**Your instructions:** Because the material must match the original, reproduce every line of it exactly.

**Data records:**
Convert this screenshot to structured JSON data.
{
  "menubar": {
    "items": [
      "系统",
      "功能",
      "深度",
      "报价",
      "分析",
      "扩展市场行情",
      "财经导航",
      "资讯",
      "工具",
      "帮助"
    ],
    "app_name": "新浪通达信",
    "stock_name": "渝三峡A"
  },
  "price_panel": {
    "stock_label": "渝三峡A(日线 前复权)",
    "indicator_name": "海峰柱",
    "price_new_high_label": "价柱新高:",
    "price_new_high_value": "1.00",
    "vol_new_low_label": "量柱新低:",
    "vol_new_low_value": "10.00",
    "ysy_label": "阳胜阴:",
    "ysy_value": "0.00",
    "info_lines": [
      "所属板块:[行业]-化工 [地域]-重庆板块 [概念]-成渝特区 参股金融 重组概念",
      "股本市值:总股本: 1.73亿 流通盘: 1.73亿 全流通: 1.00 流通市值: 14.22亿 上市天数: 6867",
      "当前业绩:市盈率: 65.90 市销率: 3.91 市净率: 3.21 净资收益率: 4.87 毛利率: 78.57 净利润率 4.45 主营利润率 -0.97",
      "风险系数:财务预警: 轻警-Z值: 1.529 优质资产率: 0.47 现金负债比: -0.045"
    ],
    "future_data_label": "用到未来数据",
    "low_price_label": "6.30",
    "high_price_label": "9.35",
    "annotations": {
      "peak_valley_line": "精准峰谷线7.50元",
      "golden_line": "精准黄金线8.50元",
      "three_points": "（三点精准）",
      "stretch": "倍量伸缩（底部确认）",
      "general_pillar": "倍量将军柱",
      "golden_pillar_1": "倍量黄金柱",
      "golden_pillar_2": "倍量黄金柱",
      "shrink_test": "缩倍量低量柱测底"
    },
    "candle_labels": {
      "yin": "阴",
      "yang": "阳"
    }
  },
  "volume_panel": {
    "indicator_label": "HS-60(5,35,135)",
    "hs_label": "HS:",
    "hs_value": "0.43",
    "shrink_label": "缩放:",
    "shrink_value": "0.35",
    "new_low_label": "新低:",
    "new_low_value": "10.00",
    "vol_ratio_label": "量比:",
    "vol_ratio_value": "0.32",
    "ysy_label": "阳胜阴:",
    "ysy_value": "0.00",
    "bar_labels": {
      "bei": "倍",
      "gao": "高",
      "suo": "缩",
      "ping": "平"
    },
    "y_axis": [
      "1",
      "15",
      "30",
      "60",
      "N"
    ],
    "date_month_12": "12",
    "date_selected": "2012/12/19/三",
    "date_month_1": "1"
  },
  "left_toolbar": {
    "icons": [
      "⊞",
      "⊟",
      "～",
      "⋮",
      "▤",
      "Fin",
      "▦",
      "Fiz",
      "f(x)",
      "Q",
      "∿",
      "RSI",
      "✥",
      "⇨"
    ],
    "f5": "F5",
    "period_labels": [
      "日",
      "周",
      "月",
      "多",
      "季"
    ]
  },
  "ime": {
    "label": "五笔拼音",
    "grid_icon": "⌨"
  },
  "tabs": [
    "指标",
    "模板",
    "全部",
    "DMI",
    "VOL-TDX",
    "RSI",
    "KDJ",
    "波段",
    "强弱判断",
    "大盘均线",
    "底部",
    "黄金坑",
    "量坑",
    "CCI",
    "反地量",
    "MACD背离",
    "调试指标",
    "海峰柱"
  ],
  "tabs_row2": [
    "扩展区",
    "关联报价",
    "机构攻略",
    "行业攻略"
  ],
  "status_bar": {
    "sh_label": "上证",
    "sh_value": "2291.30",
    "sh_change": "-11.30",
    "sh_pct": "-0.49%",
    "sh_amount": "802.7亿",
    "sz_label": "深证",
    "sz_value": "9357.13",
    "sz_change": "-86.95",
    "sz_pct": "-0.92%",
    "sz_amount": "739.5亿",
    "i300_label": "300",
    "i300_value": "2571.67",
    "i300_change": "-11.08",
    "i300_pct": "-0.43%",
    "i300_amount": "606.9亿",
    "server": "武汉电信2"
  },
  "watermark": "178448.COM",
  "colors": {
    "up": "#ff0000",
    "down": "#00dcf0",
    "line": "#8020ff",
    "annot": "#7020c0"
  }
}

**Solution to this exercise:**
Convert this screenshot to structured JSON data.
{
  "menubar": {
    "items": [
      "系统",
      "功能",
      "深度",
      "报价",
      "分析",
      "扩展市场行情",
      "财经导航",
      "资讯",
      "工具",
      "帮助"
    ],
    "app_name": "新浪通达信",
    "stock_name": "渝三峡A"
  },
  "price_panel": {
    "stock_label": "渝三峡A(日线 前复权)",
    "indicator_name": "海峰柱",
    "price_new_high_label": "价柱新高:",
    "price_new_high_value": "1.00",
    "vol_new_low_label": "量柱新低:",
    "vol_new_low_value": "10.00",
    "ysy_label": "阳胜阴:",
    "ysy_value": "0.00",
    "info_lines": [
      "所属板块:[行业]-化工 [地域]-重庆板块 [概念]-成渝特区 参股金融 重组概念",
      "股本市值:总股本: 1.73亿 流通盘: 1.73亿 全流通: 1.00 流通市值: 14.22亿 上市天数: 6867",
      "当前业绩:市盈率: 65.90 市销率: 3.91 市净率: 3.21 净资收益率: 4.87 毛利率: 78.57 净利润率 4.45 主营利润率 -0.97",
      "风险系数:财务预警: 轻警-Z值: 1.529 优质资产率: 0.47 现金负债比: -0.045"
    ],
    "future_data_label": "用到未来数据",
    "low_price_label": "6.30",
    "high_price_label": "9.35",
    "annotations": {
      "peak_valley_line": "精准峰谷线7.50元",
      "golden_line": "精准黄金线8.50元",
      "three_points": "（三点精准）",
      "stretch": "倍量伸缩（底部确认）",
      "general_pillar": "倍量将军柱",
      "golden_pillar_1": "倍量黄金柱",
      "golden_pillar_2": "倍量黄金柱",
      "shrink_test": "缩倍量低量柱测底"
    },
    "candle_labels": {
      "yin": "阴",
      "yang": "阳"
    }
  },
  "volume_panel": {
    "indicator_label": "HS-60(5,35,135)",
    "hs_label": "HS:",
    "hs_value": "0.43",
    "shrink_label": "缩放:",
    "shrink_value": "0.35",
    "new_low_label": "新低:",
    "new_low_value": "10.00",
    "vol_ratio_label": "量比:",
    "vol_ratio_value": "0.32",
    "ysy_label": "阳胜阴:",
    "ysy_value": "0.00",
    "bar_labels": {
      "bei": "倍",
      "gao": "高",
      "suo": "缩",
      "ping": "平"
    },
    "y_axis": [
      "1",
      "15",
      "30",
      "60",
      "N"
    ],
    "date_month_12": "12",
    "date_selected": "2012/12/19/三",
    "date_month_1": "1"
  },
  "left_toolbar": {
    "icons": [
      "⊞",
      "⊟",
      "～",
      "⋮",
      "▤",
      "Fin",
      "▦",
      "Fiz",
      "f(x)",
      "Q",
      "∿",
      "RSI",
      "✥",
      "⇨"
    ],
    "f5": "F5",
    "period_labels": [
      "日",
      "周",
      "月",
      "多",
      "季"
    ]
  },
  "ime": {
    "label": "五笔拼音",
    "grid_icon": "⌨"
  },
  "tabs": [
    "指标",
    "模板",
    "全部",
    "DMI",
    "VOL-TDX",
    "RSI",
    "KDJ",
    "波段",
    "强弱判断",
    "大盘均线",
    "底部",
    "黄金坑",
    "量坑",
    "CCI",
    "反地量",
    "MACD背离",
    "调试指标",
    "海峰柱"
  ],
  "tabs_row2": [
    "扩展区",
    "关联报价",
    "机构攻略",
    "行业攻略"
  ],
  "status_bar": {
    "sh_label": "上证",
    "sh_value": "2291.30",
    "sh_change": "-11.30",
    "sh_pct": "-0.49%",
    "sh_amount": "802.7亿",
    "sz_label": "深证",
    "sz_value": "9357.13",
    "sz_change": "-86.95",
    "sz_pct": "-0.92%",
    "sz_amount": "739.5亿",
    "i300_label": "300",
    "i300_value": "2571.67",
    "i300_change": "-11.08",
    "i300_pct": "-0.43%",
    "i300_amount": "606.9亿",
    "server": "武汉电信2"
  },
  "watermark": "178448.COM",
  "colors": {
    "up": "#ff0000",
    "down": "#00dcf0",
    "line": "#8020ff",
    "annot": "#7020c0"
  }
}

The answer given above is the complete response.